YOUR INSTRUCTIONS:
Which lines below include the string "true"? Please show each one.

*** Opening GIVEN ENTRIES ***

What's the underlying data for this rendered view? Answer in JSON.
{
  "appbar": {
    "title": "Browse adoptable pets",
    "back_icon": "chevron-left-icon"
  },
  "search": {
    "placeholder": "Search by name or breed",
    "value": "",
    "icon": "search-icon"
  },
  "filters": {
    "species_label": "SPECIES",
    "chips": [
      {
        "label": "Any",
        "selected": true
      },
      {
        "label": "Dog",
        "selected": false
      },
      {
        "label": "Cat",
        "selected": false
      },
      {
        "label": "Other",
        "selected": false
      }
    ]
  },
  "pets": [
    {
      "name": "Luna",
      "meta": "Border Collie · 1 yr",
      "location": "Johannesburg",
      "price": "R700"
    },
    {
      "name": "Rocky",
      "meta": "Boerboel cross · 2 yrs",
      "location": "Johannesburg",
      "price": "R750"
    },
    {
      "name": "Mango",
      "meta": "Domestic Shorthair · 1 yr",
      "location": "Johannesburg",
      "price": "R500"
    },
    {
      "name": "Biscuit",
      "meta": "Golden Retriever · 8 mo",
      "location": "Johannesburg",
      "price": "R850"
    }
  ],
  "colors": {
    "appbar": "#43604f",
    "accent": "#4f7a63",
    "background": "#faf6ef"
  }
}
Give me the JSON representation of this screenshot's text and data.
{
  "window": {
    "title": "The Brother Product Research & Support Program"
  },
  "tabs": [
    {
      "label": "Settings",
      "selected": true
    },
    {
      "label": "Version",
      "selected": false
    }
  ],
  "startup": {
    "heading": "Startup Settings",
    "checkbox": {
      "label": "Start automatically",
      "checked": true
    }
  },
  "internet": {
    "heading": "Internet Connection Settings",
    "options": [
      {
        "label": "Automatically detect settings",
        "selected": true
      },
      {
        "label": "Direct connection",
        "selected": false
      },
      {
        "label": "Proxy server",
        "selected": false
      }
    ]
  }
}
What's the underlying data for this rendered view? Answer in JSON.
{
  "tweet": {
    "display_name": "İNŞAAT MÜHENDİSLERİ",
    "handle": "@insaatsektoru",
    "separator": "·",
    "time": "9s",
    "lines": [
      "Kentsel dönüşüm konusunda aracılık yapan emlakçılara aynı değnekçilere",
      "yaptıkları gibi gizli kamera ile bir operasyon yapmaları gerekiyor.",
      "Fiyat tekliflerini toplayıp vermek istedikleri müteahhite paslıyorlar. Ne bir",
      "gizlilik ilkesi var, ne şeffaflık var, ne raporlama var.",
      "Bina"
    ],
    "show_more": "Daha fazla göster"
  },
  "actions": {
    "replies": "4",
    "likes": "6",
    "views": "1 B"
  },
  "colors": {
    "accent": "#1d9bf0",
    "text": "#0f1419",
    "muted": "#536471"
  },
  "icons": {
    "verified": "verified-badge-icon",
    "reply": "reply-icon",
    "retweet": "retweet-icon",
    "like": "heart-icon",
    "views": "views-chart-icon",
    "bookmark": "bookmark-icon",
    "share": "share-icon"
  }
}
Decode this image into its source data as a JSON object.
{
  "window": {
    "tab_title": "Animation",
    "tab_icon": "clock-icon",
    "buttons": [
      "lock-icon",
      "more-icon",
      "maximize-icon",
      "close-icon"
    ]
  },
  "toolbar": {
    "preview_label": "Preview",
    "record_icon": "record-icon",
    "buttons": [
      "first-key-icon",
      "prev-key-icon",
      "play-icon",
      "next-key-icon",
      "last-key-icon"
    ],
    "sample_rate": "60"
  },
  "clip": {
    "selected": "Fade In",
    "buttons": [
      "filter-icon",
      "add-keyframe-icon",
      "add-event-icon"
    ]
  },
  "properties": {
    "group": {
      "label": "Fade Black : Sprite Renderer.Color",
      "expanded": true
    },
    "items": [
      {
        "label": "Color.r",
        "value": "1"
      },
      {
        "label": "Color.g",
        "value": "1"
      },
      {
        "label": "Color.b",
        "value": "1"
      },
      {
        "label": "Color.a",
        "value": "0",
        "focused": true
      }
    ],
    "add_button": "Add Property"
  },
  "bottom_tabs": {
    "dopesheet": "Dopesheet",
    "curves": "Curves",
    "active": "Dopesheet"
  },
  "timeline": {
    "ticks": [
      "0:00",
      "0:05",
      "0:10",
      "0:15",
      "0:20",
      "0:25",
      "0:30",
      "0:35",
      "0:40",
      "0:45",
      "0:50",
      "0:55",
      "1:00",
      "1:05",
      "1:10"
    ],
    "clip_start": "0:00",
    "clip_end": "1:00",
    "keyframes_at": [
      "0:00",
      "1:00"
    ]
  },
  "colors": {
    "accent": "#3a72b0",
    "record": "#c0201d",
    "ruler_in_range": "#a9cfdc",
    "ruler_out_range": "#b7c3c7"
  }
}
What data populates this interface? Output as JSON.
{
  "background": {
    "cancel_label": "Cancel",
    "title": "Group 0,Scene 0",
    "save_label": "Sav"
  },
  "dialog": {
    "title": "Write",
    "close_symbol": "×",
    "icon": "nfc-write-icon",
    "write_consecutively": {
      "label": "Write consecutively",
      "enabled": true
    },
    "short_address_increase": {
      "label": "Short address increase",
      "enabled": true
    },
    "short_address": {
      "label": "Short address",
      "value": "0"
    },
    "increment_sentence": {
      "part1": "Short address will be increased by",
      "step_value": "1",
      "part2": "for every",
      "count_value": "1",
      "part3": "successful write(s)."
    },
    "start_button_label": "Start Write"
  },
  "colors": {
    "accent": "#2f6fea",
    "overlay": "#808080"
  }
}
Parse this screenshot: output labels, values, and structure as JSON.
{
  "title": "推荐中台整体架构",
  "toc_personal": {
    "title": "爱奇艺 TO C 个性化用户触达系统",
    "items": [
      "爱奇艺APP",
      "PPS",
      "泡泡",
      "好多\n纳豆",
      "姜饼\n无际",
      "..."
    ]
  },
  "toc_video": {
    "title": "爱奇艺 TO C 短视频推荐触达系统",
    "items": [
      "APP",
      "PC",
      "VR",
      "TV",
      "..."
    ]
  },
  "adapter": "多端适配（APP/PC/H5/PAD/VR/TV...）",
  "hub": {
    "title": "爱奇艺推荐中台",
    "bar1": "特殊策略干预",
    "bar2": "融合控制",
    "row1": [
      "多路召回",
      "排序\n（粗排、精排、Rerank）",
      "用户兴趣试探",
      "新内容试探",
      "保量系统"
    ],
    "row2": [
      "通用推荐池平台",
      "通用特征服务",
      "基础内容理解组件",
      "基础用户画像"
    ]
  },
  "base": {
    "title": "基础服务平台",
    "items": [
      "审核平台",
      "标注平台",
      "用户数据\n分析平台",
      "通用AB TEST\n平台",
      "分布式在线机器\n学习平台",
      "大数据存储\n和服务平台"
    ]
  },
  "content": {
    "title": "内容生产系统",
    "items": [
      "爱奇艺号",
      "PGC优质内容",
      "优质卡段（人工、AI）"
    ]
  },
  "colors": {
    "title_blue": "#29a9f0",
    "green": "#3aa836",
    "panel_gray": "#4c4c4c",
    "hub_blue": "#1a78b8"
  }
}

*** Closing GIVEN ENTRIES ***

OUTPUT FOR THIS TASK:
        "selected": true
      "selected": true
      "checked": true
        "selected": true
      "expanded": true
        "focused": true
      "enabled": true
      "enabled": true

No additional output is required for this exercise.